*EXERCISE DESCRIPTION:* Find every line below where the word "Linux" occurs, then give how many you found and nothing else.

*INFORMATION PROVIDED:*
- - - - - - -
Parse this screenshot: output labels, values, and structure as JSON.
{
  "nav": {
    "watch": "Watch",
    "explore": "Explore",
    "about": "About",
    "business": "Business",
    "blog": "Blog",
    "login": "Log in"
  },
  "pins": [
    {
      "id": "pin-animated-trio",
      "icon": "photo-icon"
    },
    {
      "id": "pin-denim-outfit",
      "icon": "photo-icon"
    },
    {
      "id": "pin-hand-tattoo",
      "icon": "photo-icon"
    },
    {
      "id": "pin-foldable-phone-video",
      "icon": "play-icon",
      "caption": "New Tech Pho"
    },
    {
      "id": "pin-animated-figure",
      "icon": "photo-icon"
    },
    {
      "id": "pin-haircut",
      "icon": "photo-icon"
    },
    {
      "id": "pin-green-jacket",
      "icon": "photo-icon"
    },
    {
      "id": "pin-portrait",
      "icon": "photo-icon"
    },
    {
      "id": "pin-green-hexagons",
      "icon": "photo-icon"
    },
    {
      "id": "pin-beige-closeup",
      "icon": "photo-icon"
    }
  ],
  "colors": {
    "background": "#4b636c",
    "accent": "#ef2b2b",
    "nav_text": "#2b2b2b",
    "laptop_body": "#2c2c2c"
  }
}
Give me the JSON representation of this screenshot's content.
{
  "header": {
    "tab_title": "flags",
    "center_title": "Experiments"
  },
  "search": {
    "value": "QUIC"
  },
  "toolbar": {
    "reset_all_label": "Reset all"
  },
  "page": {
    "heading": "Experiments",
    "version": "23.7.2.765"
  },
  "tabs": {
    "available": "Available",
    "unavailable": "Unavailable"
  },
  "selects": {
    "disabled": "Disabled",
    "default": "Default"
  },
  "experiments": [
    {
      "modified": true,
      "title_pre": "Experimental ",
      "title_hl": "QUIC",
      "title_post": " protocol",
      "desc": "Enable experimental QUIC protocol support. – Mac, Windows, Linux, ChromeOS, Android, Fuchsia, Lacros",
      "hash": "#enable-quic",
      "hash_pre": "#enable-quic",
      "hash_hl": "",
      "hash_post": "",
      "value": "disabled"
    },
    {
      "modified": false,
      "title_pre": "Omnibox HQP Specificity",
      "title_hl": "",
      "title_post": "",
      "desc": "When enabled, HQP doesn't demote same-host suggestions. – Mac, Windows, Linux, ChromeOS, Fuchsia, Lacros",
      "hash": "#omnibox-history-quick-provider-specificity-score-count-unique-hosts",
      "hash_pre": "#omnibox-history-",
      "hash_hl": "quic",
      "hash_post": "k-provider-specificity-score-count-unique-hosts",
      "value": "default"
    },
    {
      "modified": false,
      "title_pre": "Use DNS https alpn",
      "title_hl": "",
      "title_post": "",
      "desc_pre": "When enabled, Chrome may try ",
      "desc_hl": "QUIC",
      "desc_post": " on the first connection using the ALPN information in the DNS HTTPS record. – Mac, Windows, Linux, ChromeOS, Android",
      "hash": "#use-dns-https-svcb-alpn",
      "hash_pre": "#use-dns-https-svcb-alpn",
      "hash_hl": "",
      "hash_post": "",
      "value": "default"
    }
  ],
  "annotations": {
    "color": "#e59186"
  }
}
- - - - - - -
*SOLUTION:* 3